◆ **Task details**:
For each line below that includes the string "WINXP", show the whole line.

Records excerpted from a collection
□ □ □ □

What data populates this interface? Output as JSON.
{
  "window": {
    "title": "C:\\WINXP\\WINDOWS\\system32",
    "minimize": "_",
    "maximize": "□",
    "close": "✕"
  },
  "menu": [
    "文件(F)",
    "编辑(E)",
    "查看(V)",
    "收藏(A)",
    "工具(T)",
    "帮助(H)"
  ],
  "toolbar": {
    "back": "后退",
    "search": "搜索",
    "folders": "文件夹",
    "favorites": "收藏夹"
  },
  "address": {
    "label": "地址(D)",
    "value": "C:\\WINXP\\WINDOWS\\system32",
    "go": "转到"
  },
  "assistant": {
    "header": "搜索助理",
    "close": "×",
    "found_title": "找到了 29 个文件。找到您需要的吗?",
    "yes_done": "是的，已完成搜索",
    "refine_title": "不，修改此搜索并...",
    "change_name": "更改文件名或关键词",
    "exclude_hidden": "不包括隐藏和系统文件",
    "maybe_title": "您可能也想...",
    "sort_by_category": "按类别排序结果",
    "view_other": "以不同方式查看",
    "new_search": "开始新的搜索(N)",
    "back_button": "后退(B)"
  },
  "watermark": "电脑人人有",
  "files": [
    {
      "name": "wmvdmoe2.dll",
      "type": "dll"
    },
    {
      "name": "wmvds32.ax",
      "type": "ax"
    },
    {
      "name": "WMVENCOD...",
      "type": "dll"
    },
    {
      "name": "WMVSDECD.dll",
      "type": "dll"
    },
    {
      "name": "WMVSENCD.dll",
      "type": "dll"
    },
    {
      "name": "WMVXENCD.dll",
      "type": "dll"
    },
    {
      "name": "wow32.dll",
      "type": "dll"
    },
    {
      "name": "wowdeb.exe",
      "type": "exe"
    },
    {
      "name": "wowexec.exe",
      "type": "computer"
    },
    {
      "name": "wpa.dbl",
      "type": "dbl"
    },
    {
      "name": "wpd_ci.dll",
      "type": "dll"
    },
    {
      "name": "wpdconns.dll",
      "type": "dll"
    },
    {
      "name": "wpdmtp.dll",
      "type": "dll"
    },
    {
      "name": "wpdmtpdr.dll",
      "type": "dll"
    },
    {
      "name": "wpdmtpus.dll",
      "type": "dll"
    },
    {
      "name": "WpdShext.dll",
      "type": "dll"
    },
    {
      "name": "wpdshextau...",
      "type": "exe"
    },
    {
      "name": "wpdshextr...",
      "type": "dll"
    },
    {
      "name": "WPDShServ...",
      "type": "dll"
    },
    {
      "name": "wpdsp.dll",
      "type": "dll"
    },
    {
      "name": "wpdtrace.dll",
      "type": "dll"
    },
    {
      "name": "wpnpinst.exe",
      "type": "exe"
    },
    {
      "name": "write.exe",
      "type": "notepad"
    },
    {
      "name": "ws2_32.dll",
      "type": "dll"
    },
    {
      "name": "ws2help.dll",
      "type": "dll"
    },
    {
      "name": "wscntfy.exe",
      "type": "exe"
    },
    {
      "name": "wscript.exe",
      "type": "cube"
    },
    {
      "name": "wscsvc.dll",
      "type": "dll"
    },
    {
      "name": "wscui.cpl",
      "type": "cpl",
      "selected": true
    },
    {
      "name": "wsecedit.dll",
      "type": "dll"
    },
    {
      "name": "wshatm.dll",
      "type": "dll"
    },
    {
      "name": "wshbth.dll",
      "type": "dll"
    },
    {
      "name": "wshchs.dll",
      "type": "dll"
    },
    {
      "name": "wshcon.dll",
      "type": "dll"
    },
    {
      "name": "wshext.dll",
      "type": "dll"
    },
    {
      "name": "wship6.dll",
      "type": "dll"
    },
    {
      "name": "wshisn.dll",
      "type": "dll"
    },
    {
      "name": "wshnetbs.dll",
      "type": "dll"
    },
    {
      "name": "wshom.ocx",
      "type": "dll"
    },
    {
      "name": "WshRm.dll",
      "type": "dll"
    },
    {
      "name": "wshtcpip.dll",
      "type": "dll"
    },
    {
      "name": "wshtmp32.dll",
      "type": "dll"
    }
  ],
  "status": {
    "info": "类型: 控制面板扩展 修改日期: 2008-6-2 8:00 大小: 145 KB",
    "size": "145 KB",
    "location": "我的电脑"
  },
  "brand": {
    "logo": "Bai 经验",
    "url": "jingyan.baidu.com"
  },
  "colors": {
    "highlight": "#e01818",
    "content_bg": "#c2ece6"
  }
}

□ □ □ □

◆ **Expected output**:
    "title": "C:\\WINXP\\WINDOWS\\system32",
    "value": "C:\\WINXP\\WINDOWS\\system32",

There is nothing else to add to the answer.